By Lisa Kraege
On March 18, the Program in Journalism hosted Joe Richman, founder of Radio Diaries and visiting Ferris Professor of Journalism in the Humanities Council, in sharing some of his recent work during a lunchtime talk. Titled “Love From Six Feet Apart: Telling Stories From the Pandemic,” the event focused on capturing and presenting the stories of people in uncommon situations caused by the COVID-19 pandemic. Richman was introduced to the Zoom audience by faculty discussant Judith Weisenfeld, Agate Brown and George L. Collord Professor of Religion and chair of the Department of Religion.
Radio Diaries’ audio work, which airs on NPR as well as on the eponymous podcast hosted by Richman, starts with sending people a tape recorder and having them report on their own lives. The program has always revolved around people telling their own stories, so Richman knew from the start they were well positioned to document the pandemic. “In a way, what we have been doing for two decades was a bit of a journalistic superpower,” he said.
Since the recording process often takes months and sometimes years, Richman’s team knew they needed to modify their production timelines if they wanted to collect more immediate stories of the unfolding pandemic, and thus Hunker Down Diaries was born. Rather than focus on an individual, Radio Diaries producers found people who were quarantining together in uncommon situations, and sent them tape recorders to use in interviewing each other. Richman played the audience several clips from the series and talked about what makes them effective pieces of journalism.
One of the segments features 107-year-old Joe Newman and his 100-year-old fiancé Anita Sampson. Newman was a child during the 1918 Spanish flu pandemic, and in the clip he tells Sampson about the hazy ways in which the deaths in his neighborhood manifested in his childhood consciousness. As their conversation moved to death more generally, Sampson said that just before her 100th birthday, she realized she was not as ready for death as she had thought. Newman expressed surprise at her revelation. Richman said that this moment of genuine surprise, in which the recorder catches “something happening,” is what he always looks for: “It’s the moment when the story moves from a 2-D experience to a 3-D experience.”
Richman played segments that reflect a range of family experiences, from that of an emergency room doctor and her severely immunocompromised husband, who are living in the same house but staying six feet apart, to an 11-year-old who accompanies her father to work every day at his pizzeria in the Bronx, because her mother is a nurse.
Other clips explore pandemic life outside of the nuclear family. In one, an inmate at Sing Sing prison in New York recounts the self-protective measures that incarcerated people have been forced to take, cobbling together masks from blankets and acting as their own contact tracers. Another clip conveys people’s changed work situations, as experienced by two brothers who operate a family funeral business in Queens.
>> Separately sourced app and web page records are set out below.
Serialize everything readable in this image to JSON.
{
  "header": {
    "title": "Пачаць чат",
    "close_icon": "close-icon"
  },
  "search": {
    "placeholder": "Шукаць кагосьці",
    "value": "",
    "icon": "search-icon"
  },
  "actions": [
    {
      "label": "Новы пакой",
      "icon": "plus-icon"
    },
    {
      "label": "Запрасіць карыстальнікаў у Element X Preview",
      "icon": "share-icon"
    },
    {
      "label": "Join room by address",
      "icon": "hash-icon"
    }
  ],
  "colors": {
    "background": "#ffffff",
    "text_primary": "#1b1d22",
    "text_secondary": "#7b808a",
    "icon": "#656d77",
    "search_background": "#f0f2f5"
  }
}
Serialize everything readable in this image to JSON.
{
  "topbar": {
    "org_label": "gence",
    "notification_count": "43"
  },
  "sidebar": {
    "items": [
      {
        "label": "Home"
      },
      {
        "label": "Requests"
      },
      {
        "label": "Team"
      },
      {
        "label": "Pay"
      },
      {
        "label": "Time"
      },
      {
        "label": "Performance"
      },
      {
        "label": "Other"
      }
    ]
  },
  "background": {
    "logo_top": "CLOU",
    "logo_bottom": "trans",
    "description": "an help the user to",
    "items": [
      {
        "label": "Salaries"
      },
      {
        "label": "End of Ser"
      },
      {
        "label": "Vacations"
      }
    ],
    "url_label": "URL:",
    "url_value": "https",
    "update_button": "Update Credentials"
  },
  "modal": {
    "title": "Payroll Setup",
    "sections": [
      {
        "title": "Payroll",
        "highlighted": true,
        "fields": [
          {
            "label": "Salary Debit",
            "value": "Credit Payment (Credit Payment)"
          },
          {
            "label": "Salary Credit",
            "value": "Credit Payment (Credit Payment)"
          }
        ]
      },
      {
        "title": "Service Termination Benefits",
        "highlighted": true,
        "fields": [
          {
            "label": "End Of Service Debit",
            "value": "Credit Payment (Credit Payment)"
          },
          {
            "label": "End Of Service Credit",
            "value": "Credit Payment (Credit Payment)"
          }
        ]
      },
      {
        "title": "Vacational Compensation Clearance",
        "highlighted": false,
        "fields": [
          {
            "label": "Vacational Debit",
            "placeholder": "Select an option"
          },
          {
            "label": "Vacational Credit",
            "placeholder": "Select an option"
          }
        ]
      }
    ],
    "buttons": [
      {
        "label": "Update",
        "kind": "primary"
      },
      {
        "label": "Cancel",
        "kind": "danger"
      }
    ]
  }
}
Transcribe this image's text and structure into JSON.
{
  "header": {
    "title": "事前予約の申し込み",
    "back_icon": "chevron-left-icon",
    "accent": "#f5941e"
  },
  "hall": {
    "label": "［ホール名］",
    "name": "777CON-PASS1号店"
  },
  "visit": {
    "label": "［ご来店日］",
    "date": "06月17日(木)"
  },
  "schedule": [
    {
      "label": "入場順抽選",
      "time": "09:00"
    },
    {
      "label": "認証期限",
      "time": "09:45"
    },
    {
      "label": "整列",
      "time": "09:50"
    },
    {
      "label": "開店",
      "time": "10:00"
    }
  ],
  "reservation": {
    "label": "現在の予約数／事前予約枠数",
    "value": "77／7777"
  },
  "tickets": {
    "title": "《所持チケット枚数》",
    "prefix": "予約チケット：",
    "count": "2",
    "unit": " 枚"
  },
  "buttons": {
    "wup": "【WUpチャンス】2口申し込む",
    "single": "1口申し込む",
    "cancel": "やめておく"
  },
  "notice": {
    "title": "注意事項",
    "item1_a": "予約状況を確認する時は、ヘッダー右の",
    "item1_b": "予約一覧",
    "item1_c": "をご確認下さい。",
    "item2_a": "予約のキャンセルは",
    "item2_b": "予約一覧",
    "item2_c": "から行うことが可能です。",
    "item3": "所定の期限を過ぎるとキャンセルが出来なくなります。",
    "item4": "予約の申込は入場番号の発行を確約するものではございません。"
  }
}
They describe the pain of the socially distant funeral, witnessing an elderly widow unable to hug any of her grandchildren at her husband’s burial, and the toll taken on all involved.
Weisenfeld noted that all the clips have a sense of intimacy and honesty, which is all the more remarkable given that the subjects knew it would be aired.
While the microphone lends a formality to the interview process, Richman explained, it also has the potential to fade into the background. “The goal is to get the sweet spot,” he said. “We want to make it feel as real as possible, but also create a situation where people can say things they might not say otherwise.”
Journalism’s next lunchtime talk, “What Migration Sounds Like: Reporting on Refugees in Europe for NPR,” will feature Joanna Kakissis, contributing international correspondent for NPR and contributor to The American Life, and faculty discussant Karen Emmerich on April 1 at 12:00 pm ET.